- Task to carry out -
Could you show all lines in the entries below that contain the string "icon"?
□ □ □ □
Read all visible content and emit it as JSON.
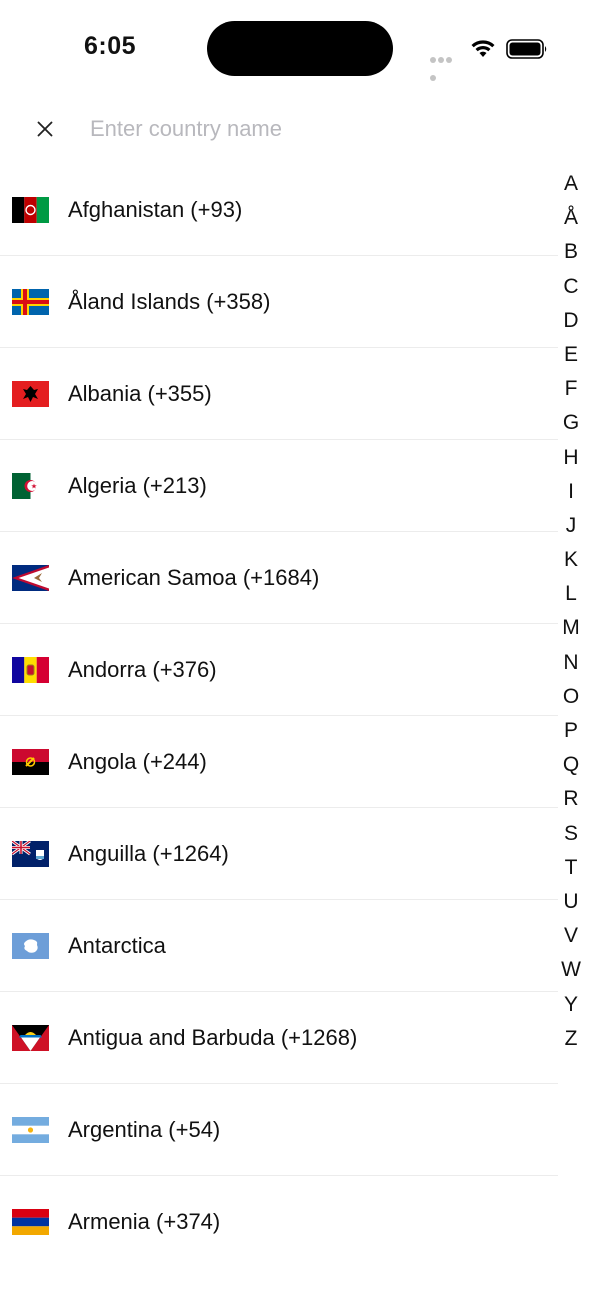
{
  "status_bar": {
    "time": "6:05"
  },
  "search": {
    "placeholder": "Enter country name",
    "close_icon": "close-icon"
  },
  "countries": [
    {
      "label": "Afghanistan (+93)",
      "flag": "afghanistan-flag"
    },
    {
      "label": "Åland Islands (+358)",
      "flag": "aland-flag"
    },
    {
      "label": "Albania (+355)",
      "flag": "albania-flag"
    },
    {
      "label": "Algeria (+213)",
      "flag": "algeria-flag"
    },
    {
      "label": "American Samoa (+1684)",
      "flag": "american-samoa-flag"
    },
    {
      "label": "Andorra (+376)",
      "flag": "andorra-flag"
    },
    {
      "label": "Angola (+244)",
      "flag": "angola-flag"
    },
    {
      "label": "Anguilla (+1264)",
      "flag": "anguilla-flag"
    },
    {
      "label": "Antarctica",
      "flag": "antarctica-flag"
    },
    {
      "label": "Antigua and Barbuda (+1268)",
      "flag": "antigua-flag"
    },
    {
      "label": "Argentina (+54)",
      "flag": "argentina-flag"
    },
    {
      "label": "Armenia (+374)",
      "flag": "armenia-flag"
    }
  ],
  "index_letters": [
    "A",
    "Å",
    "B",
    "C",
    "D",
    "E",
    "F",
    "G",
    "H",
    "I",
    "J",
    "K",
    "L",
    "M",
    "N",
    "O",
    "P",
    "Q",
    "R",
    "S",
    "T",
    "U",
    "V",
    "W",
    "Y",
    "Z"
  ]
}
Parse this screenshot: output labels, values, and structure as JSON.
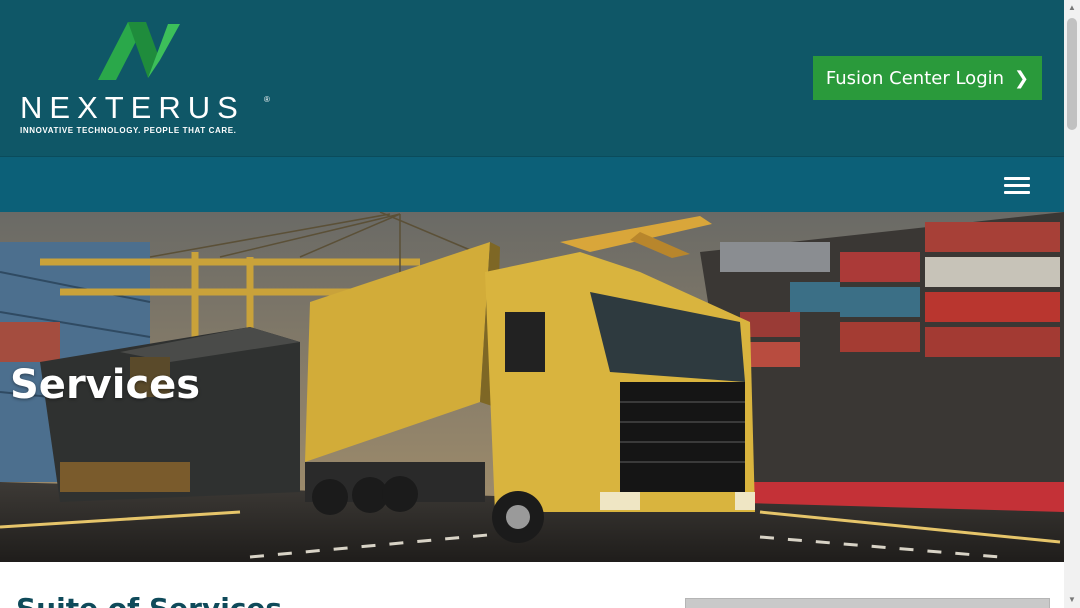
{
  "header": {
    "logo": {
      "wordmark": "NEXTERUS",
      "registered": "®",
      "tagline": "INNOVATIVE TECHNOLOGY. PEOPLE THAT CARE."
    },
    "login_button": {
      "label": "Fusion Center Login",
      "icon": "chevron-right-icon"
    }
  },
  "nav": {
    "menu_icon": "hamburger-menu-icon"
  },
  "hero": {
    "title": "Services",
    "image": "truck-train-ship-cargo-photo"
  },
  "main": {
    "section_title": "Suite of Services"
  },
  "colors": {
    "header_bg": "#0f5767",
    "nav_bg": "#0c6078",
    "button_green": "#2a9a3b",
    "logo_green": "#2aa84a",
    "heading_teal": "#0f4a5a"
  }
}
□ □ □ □
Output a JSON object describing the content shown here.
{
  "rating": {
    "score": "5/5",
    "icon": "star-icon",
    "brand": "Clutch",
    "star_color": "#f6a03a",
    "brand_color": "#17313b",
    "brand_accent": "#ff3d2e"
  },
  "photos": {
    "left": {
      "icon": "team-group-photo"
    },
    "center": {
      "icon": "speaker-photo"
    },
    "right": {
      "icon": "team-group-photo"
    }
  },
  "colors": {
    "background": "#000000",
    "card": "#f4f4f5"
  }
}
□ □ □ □
- Solution to the exercise -
    "close_icon": "close-icon"
      "icon": "chevron-right-icon"
    "menu_icon": "hamburger-menu-icon"
    "icon": "star-icon",
      "icon": "team-group-photo"
      "icon": "speaker-photo"
      "icon": "team-group-photo"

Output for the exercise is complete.